*What you need to do*.
Tally the lines in the records below that contain "true" and return only the result.
[Start of section]
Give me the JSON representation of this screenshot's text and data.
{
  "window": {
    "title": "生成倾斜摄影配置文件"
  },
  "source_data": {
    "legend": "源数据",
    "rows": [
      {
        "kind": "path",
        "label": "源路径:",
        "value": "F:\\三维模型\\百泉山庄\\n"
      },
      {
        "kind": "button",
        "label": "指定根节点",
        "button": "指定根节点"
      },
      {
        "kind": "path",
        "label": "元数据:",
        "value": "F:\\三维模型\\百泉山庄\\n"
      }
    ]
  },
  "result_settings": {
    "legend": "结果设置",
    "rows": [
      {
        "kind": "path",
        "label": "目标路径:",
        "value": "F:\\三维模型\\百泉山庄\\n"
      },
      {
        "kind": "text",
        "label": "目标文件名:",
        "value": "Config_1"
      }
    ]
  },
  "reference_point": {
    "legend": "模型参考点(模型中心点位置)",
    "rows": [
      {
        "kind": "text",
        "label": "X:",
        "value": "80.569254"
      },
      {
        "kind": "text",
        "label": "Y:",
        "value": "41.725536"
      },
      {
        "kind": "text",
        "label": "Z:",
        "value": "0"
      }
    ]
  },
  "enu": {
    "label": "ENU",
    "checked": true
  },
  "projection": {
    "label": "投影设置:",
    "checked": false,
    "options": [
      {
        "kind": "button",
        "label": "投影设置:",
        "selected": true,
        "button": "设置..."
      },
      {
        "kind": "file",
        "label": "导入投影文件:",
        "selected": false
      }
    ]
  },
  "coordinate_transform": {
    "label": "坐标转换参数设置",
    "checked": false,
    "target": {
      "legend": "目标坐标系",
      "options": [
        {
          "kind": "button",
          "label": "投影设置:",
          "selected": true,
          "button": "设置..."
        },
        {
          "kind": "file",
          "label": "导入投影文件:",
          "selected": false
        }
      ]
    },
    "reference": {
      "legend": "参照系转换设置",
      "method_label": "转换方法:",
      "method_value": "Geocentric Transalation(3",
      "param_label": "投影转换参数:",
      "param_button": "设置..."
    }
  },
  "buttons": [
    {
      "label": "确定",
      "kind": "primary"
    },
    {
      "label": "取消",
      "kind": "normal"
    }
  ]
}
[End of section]
*Task answer*.
3